Love you all.
Did God create sin? This is an intriguing question for many because it certainly seems that this could be a feasible origin. I think it is important for us to define sin first.
In scripture, when the first humans sinned it started a domino effect that still cause residual “ripples” today.
Some people have a problem with the identification of sin. Sometimes it is easier to have a list than to follow a principle. Is it things like sex before marriage, drinking, or dancing? Or, is it things like skipping church, playing cards, or saying bad words? Then again, what if it was something like child abuse or animal cruelty? These things get confusing.
The basic definition of sin is living in disobedience to God. The word “sin” is an old archery term that literally means “to miss the mark”. So, if we understand sin in this way, we can see that sin wasn’t actually created, but was a free will response.
Next question, did God know Adam and Eve were going to sin…even though He knew it would separate them from HIm? Ahh….this is a good question and one that a few scholars debate. I am no scholar, but I believe He did know. Why? Well, I am glad you asked.
When humanity was created, God already had a mechanism in place that would alleviate the weight of sin. This idea of forgiveness and mercy was ready to be deployed any time Adam or Eve messed up. It was a pretty straight forward transaction and an effective teaching tool.
Adam and Eve, with the first sin (to be like God and reject His truth) had this mechanism available to them. God even still walked among them to search for the couple after the sin was committed. It was their shame (a result of sin) that created the separation. Their shame was what made them hide, and to them it was sacred.
In my next post, I want to talk about what causes us to sin….a very interesting concept.
But what you ask of earth? Earth, I think, will not be found by anyone to be in the end a very distinct place. I think earth, if chosen instead of Heaven, will turn out to have been, all along, only a region in Hell: and earth, if put second to Heaven, to have been from the beginning a part of Heaven itself.
“‘That is what mortals misunderstand. They say of some temporal suffering, ‘No future bliss can make up for it,’ not knowing that Heaven, once attained, will work backwards and turn even that agony into a glory. And of some sinful pleasure they say ‘Let me have but this and I’ll take the consequences’: little dreaming how damnation will spread back and back into their past and contaminate the pleasure of sin. Both processes begin even before death. The good man’s past begins to change so that his forgiven sins and remembered sorrows take on the quality of Heaven: the bad man’s past already conforms to his badness and is filled only with dreariness. And that is why, at the end of all things, when the sun rises here and the twilight turns to blackness down there, the Blessed will say ‘We have never lived anywhere except Heaven,’ and the Lost, ‘We were always in Hell.’ And both will speak truly.’
‘Is that not very hard Sir?’

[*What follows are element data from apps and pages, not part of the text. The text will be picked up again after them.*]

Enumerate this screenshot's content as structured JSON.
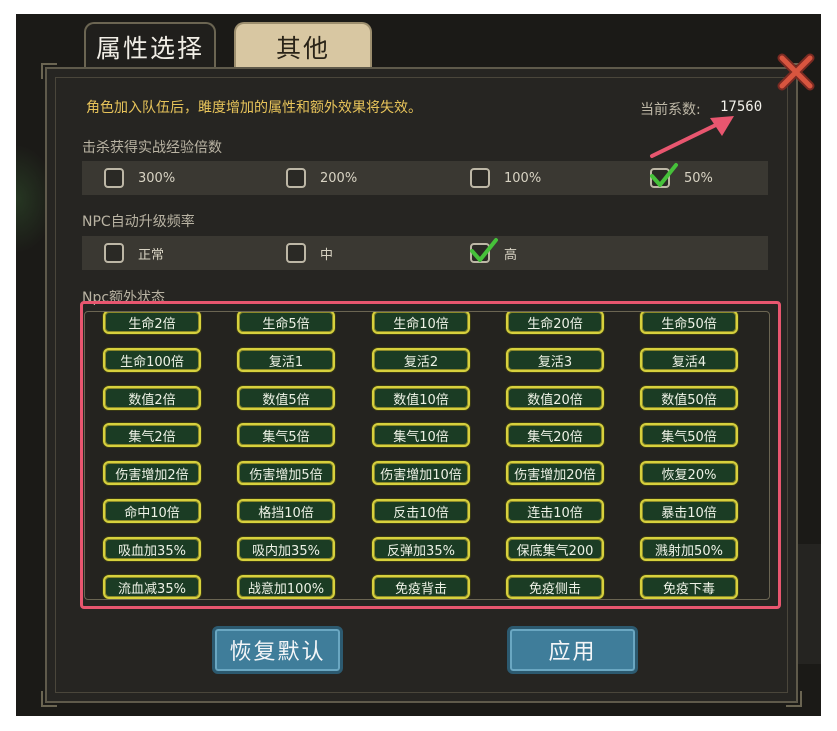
{
  "tabs": {
    "attribute": "属性选择",
    "other": "其他"
  },
  "notice": "角色加入队伍后，雎度增加的属性和额外效果将失效。",
  "coefficient": {
    "label": "当前系数:",
    "value": "17560"
  },
  "kill_exp": {
    "label": "击杀获得实战经验倍数",
    "options": [
      {
        "label": "300%",
        "checked": false
      },
      {
        "label": "200%",
        "checked": false
      },
      {
        "label": "100%",
        "checked": false
      },
      {
        "label": "50%",
        "checked": true
      }
    ]
  },
  "npc_upgrade": {
    "label": "NPC自动升级频率",
    "options": [
      {
        "label": "正常",
        "checked": false
      },
      {
        "label": "中",
        "checked": false
      },
      {
        "label": "高",
        "checked": true
      }
    ]
  },
  "npc_extra": {
    "label": "Npc额外状态",
    "buttons": [
      [
        "生命2倍",
        "生命5倍",
        "生命10倍",
        "生命20倍",
        "生命50倍"
      ],
      [
        "生命100倍",
        "复活1",
        "复活2",
        "复活3",
        "复活4"
      ],
      [
        "数值2倍",
        "数值5倍",
        "数值10倍",
        "数值20倍",
        "数值50倍"
      ],
      [
        "集气2倍",
        "集气5倍",
        "集气10倍",
        "集气20倍",
        "集气50倍"
      ],
      [
        "伤害增加2倍",
        "伤害增加5倍",
        "伤害增加10倍",
        "伤害增加20倍",
        "恢复20%"
      ],
      [
        "命中10倍",
        "格挡10倍",
        "反击10倍",
        "连击10倍",
        "暴击10倍"
      ],
      [
        "吸血加35%",
        "吸内加35%",
        "反弹加35%",
        "保底集气200",
        "溅射加50%"
      ],
      [
        "流血减35%",
        "战意加100%",
        "免疫背击",
        "免疫侧击",
        "免疫下毒"
      ]
    ]
  },
  "actions": {
    "reset": "恢复默认",
    "apply": "应用"
  },
  "colors": {
    "highlight": "#e8566f",
    "check": "#46c13a",
    "buff_border": "#d7d13d"
  }
}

‘I mean, that is the real sense of what they will say. In the actual language of the Lost, the words will be different, no doubt. One will say he has always served his country right or wrong; and another that he has sacrificed everything to his Art; and some that they’ve never been taken in, and some that, thank God, they’ve always looked after Number One, and nearly all, that, at least they’ve been true to themselves.’

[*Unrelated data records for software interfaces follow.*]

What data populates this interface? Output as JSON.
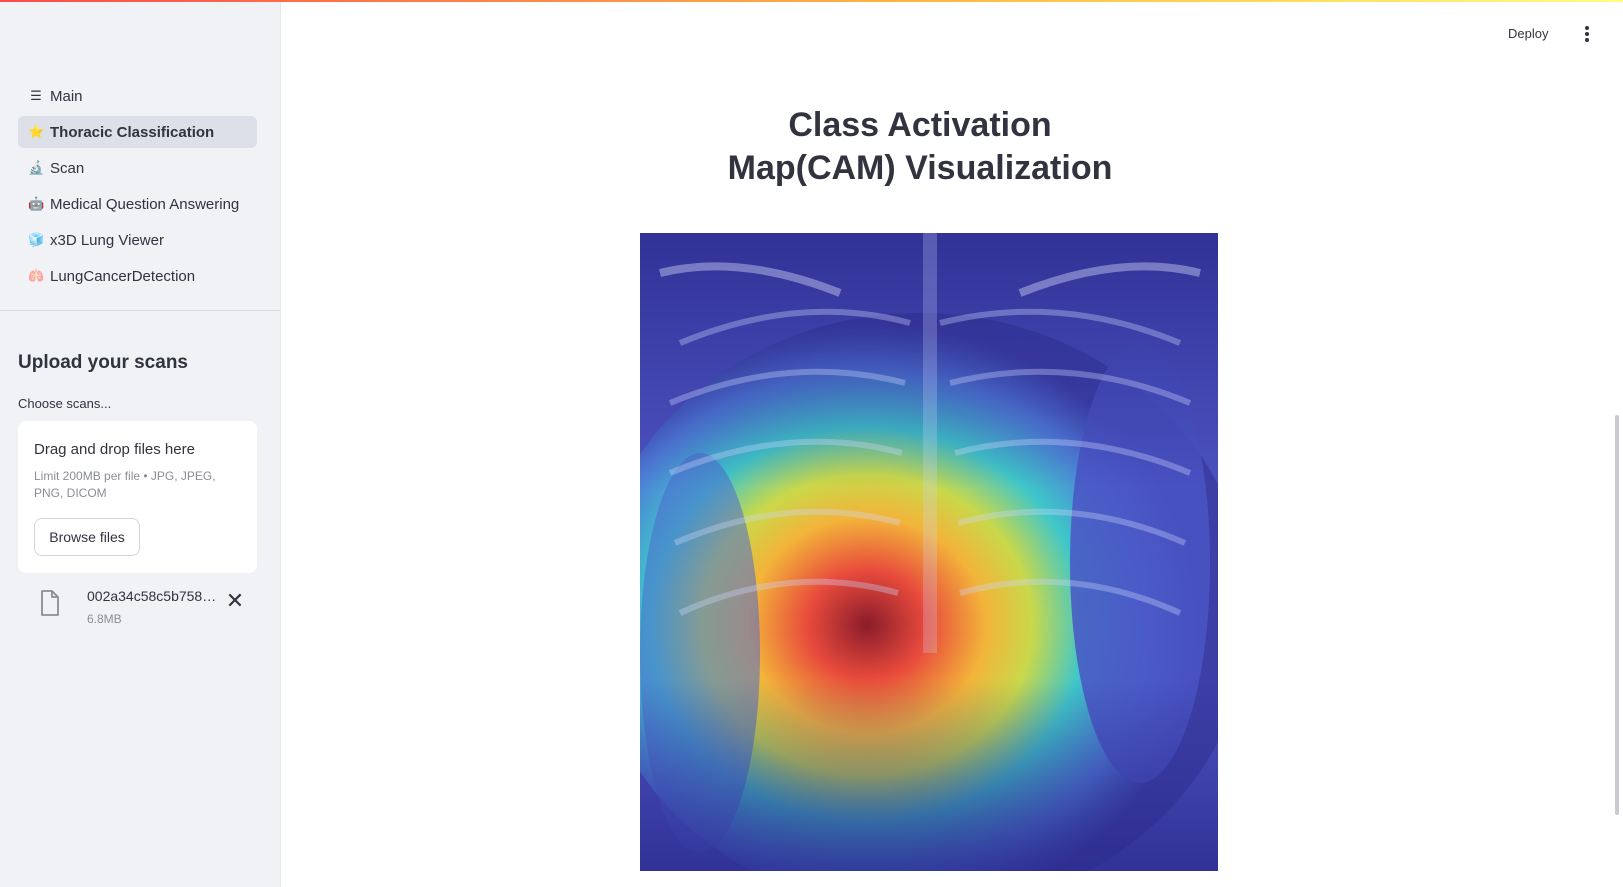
{
  "header": {
    "deploy_label": "Deploy",
    "menu_icon": "kebab-menu-icon"
  },
  "sidebar": {
    "nav_items": [
      {
        "label": "Main",
        "icon": "hamburger-icon",
        "glyph": "☰",
        "active": false
      },
      {
        "label": "Thoracic Classification",
        "icon": "star-icon",
        "glyph": "⭐",
        "active": true
      },
      {
        "label": "Scan",
        "icon": "microscope-icon",
        "glyph": "🔬",
        "active": false
      },
      {
        "label": "Medical Question Answering",
        "icon": "robot-icon",
        "glyph": "🤖",
        "active": false
      },
      {
        "label": "x3D Lung Viewer",
        "icon": "cube-icon",
        "glyph": "🧊",
        "active": false
      },
      {
        "label": "LungCancerDetection",
        "icon": "lungs-icon",
        "glyph": "🫁",
        "active": false
      }
    ],
    "upload": {
      "heading": "Upload your scans",
      "label": "Choose scans...",
      "dropzone_title": "Drag and drop files here",
      "dropzone_limit": "Limit 200MB per file • JPG, JPEG, PNG, DICOM",
      "browse_label": "Browse files",
      "file": {
        "name": "002a34c58c5b758…",
        "size": "6.8MB"
      }
    }
  },
  "main": {
    "title_line1": "Class Activation",
    "title_line2": "Map(CAM) Visualization",
    "image": "chest-xray-cam-heatmap"
  },
  "colors": {
    "sidebar_bg": "#f0f2f6",
    "active_item_bg": "#dde0e8",
    "text": "#31333f",
    "muted": "#8a8d97",
    "accent_start": "#ff4b4b"
  }
}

‘And the Saved?’
‘Ah, the Saved… what happens to them is best described as the opposite of a mirage. What seemed, when they entered it, to be the vale of misery turns out, when they look back, to have been a well; and where present experience saw only salt deserts, memory truthfully records that the pools were full of water.’”
-C.S. Lewis “Great Divorce”